        cur.execute(query, (city[2],))
        country = cur.fetchone()
        print("{0} ({1})".format(city[1], country[1]))


I guess the main advantage is that you can use two or more cursor objects with the same connection without the need of buffering everything in Python. On the MySQL side, the temporary table could go to disk when to big. It’s maybe slower, but keeping big result sets in memory ain’t good either.

Comments are welcome!

Multiple result sets in MySQL Connector/Python

Latest code of MySQL Connector/Python on launchpad has support for multiple result sets when you execute a stored procedure. We also changed the way the actual result of the routine is returned to conform to PEP249.

Here is some example code: it creates a stored procedure which generates 2 result sets. You can get the result by calling next_resultset(), which is returning a MySQLCursorBuffered.

    cur = cnx.cursor()

    cur.execute("DROP PROCEDURE IF EXISTS multi")
    proc = """
      CREATE PROCEDURE multi(IN pFac1 INT, IN pFac2 INT, OUT pProd INT)
        SELECT 1,'a' as FooBar;
        SELECT 2;
        SET pProd := pFac1 * pFac2;

    result = cur.callproc("multi", (5, 6, 0))
    print "Result:", result
    extcur = cur.next_resultset()
    i = 1
    while extcur:
        rows = extcur.fetchall()
        print "Result set #%d:" % i
        print rows
        extcur = cur.next_resultset()
        i += 1

The output:

Result: ('5', '6', 30)
Result set #1:
[(1, u'a')]
Result set #2:

As mentioned above: this will be part of 0.1.4-devel release due next week. Comments are welcome through the associated bug report.

MySQL Connector/Python 0.1.3-devel available

MySQL Connector/Python v0.1.3-devel is now available for download from Please note that this is a development (i.e. alpha, unstable, ..) release and we welcome everyone to test and report problems.

Highlights for this v0.1.3-devel:

  • Important memory leak fixed when closing cursors.
  • Warnings can now be raised as exceptions.
  • Fixing unicode usage and broken error message when MySQL chops them
  • Client flags can now be set correctly when connecting
  • Conversion fixes for BIT/YEARSET and Python to DATE/DATETIME
  • Adding MySQL Client Errors and raising better exceptions based on errno.


By |January 28th, 2010|Python|0 Comments|

FOSDEM 2010: Python sneaks into the MySQL DevRoom!

FOSDEM 2010, Sunday 7 February, the MySQL Developer Room packed with 12 talks!
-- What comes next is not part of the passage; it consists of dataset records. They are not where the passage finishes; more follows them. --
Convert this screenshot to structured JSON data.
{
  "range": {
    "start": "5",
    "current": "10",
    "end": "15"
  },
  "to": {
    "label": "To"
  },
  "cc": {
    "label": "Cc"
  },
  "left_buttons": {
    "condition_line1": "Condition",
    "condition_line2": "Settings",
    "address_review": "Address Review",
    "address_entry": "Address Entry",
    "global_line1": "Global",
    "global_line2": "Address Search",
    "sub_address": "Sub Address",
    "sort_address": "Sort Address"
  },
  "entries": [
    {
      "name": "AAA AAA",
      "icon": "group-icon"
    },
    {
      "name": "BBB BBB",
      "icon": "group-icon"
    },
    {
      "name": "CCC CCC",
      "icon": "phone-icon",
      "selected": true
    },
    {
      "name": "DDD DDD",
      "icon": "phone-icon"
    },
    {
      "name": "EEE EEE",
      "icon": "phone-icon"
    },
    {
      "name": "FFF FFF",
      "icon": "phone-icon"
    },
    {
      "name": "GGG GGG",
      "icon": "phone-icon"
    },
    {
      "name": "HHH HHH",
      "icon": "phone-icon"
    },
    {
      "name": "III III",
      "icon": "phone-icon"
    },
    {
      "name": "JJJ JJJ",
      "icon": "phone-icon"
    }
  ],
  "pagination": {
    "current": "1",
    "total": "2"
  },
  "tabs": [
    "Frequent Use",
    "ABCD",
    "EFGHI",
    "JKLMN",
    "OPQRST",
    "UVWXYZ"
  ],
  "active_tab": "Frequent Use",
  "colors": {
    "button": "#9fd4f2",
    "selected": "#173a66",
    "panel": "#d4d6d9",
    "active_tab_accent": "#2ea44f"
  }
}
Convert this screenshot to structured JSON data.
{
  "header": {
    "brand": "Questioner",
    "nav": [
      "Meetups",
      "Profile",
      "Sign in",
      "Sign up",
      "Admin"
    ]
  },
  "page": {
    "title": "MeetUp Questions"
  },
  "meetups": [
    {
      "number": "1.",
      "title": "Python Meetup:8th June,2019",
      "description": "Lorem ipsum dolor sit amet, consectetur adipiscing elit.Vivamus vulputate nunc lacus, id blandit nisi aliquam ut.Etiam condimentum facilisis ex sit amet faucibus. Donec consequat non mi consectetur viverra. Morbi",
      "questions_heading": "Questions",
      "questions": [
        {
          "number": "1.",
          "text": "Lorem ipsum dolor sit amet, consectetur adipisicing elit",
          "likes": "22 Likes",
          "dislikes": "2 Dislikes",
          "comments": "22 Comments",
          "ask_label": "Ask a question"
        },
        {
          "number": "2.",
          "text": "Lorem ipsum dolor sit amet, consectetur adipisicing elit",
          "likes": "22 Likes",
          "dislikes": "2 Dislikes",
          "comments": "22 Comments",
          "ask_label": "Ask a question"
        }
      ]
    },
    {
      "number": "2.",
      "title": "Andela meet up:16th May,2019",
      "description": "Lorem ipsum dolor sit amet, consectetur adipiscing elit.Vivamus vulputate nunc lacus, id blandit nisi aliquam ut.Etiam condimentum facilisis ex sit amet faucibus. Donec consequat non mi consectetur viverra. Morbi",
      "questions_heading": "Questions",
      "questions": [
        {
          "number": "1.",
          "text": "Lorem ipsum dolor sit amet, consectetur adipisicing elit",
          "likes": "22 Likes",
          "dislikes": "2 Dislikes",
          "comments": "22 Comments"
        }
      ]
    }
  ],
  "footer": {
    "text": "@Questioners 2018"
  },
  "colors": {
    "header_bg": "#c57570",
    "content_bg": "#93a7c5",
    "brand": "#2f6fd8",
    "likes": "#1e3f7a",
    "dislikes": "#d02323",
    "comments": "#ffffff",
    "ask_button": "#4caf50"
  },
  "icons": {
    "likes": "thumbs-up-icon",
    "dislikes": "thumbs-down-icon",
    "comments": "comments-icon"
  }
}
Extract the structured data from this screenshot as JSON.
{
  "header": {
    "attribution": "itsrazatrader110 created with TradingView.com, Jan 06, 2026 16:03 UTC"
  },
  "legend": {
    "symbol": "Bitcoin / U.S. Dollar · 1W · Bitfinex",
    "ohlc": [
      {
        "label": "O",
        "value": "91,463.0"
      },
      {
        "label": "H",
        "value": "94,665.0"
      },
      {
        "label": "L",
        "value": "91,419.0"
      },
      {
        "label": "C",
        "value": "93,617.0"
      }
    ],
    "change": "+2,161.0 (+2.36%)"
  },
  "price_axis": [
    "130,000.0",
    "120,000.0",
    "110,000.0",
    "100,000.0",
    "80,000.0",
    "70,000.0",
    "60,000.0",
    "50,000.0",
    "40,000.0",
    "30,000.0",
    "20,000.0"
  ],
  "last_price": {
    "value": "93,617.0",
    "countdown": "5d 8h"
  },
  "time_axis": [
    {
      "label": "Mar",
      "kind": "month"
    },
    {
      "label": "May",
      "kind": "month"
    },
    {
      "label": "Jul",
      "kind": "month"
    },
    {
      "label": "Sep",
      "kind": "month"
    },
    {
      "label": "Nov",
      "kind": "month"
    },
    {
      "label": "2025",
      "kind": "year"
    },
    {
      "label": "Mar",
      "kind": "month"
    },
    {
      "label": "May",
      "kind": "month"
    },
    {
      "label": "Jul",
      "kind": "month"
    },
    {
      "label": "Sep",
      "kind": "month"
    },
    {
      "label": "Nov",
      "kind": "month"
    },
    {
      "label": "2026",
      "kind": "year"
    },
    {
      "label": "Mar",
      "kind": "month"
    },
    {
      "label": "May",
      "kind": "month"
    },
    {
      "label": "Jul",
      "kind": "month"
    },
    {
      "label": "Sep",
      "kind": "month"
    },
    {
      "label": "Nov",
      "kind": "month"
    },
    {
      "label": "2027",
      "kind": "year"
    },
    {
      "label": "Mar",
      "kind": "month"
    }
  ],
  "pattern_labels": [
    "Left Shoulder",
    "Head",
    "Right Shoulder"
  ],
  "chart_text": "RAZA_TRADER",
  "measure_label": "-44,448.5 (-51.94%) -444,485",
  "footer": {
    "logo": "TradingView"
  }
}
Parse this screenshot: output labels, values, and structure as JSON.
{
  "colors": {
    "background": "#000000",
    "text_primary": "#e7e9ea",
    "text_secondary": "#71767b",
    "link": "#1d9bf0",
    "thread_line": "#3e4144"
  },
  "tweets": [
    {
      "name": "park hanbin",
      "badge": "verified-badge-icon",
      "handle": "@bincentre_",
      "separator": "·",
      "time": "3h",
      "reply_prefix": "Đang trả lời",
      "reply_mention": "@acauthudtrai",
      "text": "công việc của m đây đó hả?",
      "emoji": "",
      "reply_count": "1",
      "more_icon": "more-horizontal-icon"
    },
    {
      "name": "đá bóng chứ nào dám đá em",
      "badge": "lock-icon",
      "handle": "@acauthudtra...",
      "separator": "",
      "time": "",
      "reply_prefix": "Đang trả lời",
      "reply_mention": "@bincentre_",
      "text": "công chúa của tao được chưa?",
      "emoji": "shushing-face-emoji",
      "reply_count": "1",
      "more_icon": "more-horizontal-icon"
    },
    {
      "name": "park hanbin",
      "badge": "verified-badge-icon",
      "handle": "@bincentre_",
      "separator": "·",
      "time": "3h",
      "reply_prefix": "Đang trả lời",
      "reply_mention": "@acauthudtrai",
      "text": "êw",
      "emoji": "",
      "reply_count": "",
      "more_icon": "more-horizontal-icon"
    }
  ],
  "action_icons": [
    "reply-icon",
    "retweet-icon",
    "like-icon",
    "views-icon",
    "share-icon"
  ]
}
And this year we serve Python just before the lunch break.

In 20 minutes I’ll try to give an overview of the drivers currently available for connecting your Python applications with MySQL. Incase you wonder, this will not evolve around MySQL Connector/Python alone!

We’ll also go over some frameworks and tools like SQLAlchemy.

20 minutes, it’s not much, but should be enough. I hope to get a similar talk accepted for the MySQL Conference&Expo 2010.